I don’t have the temperament. I’m not unemotional, I’m not super rational. So, it’s better for me to give the money to people who are wired for this game. I don’t think Munger wants to sit around reading 850-page Russian novels that I’m reading at the moment. That’s not the game he was built to win.
To think if there’s a practical takeaway for any of your listeners, it’s really to think carefully about what game you’re built for. Why would someone be as maniacal as I was about writing this book? That’s a game I was built for. As Mohnish said, “You were born to synthesize this material.” To some extent, he was buttering me up and encouraging me. And to some extent, I think that’s actually true.
Figure out what you’re interested in, that’s almost totally illogical. What you would do, regardless of whether you were paid for it or not, because it’s just profoundly interesting. And then, figure out what you’re good at. Then, really focus intensely on getting better at that.
So, you’re building your circle of competence by learning other stuff and, at the same time, building other skills. But I think having that somewhat narrow focus on what you’re really good at, and really passionate, like most truths, this sounds like a total platitude…
This was among the most important lessons I have learned, or let me say re-learned, from all my episodes of The One Percent Show so far. And so, that is also my single biggest advice to all 26, or 27, or even 40-year-old investors and analysts, if they are willing to listen and believe.
Trying to play the game you can win is a sign of humility, which is one of the most important character traits of a sound investor.
The stock market, Ken Fisher says, is a “great humiliator.” And the best way to deal well with it is to play the game with complete humility, because that is the way you will help yourself from not getting humiliated too badly or too often.

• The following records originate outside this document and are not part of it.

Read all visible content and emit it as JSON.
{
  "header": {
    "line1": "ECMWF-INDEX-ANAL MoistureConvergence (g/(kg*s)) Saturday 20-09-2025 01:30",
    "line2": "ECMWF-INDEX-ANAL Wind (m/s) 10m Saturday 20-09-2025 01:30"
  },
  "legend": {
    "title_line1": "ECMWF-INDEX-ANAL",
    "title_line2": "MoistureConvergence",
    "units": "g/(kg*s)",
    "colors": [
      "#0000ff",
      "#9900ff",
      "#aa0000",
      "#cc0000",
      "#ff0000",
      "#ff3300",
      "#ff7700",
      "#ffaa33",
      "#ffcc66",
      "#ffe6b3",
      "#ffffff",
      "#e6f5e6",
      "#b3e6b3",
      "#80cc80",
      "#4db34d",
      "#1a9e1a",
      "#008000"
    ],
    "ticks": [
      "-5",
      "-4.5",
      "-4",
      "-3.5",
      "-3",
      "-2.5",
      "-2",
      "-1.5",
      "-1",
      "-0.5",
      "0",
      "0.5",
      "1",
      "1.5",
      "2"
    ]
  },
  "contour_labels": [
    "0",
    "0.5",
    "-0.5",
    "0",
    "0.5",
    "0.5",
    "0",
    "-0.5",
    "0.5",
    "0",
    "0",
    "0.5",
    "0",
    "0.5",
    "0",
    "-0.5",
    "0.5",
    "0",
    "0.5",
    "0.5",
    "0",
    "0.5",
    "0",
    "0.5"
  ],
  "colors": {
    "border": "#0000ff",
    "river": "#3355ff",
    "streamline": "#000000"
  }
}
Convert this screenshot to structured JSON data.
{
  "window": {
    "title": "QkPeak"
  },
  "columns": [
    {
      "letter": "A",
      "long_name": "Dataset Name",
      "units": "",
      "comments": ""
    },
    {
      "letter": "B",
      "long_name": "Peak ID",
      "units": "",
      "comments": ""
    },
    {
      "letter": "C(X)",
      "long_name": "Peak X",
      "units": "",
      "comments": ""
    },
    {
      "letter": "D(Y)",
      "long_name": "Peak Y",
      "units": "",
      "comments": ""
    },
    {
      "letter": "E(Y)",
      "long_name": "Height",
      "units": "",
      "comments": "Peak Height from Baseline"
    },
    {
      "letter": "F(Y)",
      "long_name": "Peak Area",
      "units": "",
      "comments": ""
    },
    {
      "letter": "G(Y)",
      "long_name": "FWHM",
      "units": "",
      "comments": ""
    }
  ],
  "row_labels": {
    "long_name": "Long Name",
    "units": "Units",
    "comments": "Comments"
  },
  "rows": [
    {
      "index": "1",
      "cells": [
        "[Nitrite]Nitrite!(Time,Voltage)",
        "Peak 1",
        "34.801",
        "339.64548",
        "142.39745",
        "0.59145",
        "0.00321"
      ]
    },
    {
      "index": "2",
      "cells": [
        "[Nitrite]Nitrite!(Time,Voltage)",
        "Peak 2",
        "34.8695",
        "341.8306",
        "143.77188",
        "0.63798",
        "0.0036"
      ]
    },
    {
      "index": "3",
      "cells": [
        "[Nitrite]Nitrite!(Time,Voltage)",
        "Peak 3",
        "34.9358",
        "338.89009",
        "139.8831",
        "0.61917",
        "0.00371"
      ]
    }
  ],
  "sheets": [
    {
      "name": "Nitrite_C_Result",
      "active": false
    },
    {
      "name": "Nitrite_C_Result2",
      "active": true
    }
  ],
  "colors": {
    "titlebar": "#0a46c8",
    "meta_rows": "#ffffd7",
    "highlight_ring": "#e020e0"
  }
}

So, in totality, my advice to the 26-year-old investment analyst who asked me the question yesterday, and if she is reading, is this –
Winning is never easy, in investing or outside of it. And there is little room at the top. But that does not mean you cannot be at the top of ‘your’ game.
And the way to be at the top of your game is simple – Pick a game you understand, love to play, and can win at, and just work intensely on getting a little, maybe just one percent, better at that day after day.
Over time, you will get what you deserve (and, maybe, also offer the same advice to a 26-year-old, when you are 43).
All the best!